“Yes.” George yelped lest the offer vanish. “Only I promised my mother that I would first seek Arthur’s court.”
“There you have it,” Gerraint said to Beechworth, who did not understand exactly what he had. He looked at Bedivere, but Bedivere merely shrugged. “George will go with us to Arthur,” Gerraint explained. “Then I will bring him to the highlands myself.”
“Very good, my Lord.” Beechworth offered another bow, but he did not otherwise move.
“My best to your Lady and tell Brimmer the Dwarf to get cracking. The boy needs armor that will fit him,” Gerraint said.
“Very good.” Beechworth repeated himself again, but still did not move.
“Good to see you again,” Gerraint added. “Go on, now. Get small.”
“Lord.” With that permission, Beechworth did get small, fairy that he was, and flew off at such speed, for all practical purposes he vanished.
George looked full of wonder, but before he could begin to ask questions in earnest, Gerraint already started snoring.
They arrived at Caerleon in due order. Gerraint and his party were hustled into the Pendragon who sat at the Round Table looking morosely at all of the empty seats. He got up when Gerraint came in and they embraced and passed pleasantries. Then Gerraint introduced his party.
“Bedivere, you know,” Gerraint said. “And this is young George, a Saxon we picked up under some rather unusual circumstances.”
“God’s providence.” George announced and he fell to one knee. Such formalities were rarely seen in the room of the Round Table, but George felt acutely aware that he was a stranger in a strange land.
Arthur’s face turned. “You know no pagan has ever been allowed in this room.” He shot at Gerraint, though the accusation was not strictly true.
“And still hasn’t,” Gerraint returned in kind. “George is a confessing Christian.”
Arthur looked up. He stepped forward, helped George to his feet and looked long and hard into the boy’s eyes.
“Great majesty.” George mumbled and attempted to turn away, but the eyes of a great man are hard to turn from once they are fastened on you; and especially those of Arthur.
“I believe you are right,” Arthur announced at last and let go of the boy. “This means something, I am sure. But what?”
“It means, if nothing else, the Saxons are beginning to receive the word of hope for all men.” Gerraint spoke plainly. “This is another great victory for Arthur, I would say. These years of peace have not been fruitless.”
“Perhaps,” Arthur said, returned to his morose attitude, and retook his seat at the table. “My knees, you know. Sitting is more comfortable these days.”
“Though the younger man,” Gerraint teased, and grinned broadly. “Still, I seem to know what you mean, if I don’t sit too long.”
“Yes,” Arthur started, but Bedivere interrupted.
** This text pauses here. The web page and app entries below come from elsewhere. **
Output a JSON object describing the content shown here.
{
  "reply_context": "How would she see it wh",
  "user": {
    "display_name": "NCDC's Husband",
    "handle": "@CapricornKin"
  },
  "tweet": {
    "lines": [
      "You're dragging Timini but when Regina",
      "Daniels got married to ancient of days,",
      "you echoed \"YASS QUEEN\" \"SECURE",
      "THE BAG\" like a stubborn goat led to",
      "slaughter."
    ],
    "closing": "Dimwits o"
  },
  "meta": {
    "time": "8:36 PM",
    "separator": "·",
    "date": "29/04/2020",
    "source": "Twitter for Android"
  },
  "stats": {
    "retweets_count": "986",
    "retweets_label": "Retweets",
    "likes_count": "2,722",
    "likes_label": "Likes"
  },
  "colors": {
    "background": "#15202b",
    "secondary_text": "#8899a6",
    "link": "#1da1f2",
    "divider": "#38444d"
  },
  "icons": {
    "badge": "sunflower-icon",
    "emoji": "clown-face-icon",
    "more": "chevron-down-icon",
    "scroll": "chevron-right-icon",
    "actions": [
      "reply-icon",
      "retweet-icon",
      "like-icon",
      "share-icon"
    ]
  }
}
“Lords.” He spoke up. “Perhaps George and I could see to our rooms and leave you two to talk over old times.”
“Yes, yes,” Gerraint verbalized while Arthur waved them off. Then Arthur had a thought.
“Big feast tonight,” he said. “Seats of honor and all of that. Don’t disappoint the lady.” Bedivere bowed slightly in acknowledgement, and they left.
Arthur is set on fetching Lancelot, but first Gerraint has to keep his promise and take George into the British Highlands which are not exactly the British lands they expect. Until then, Happy Reading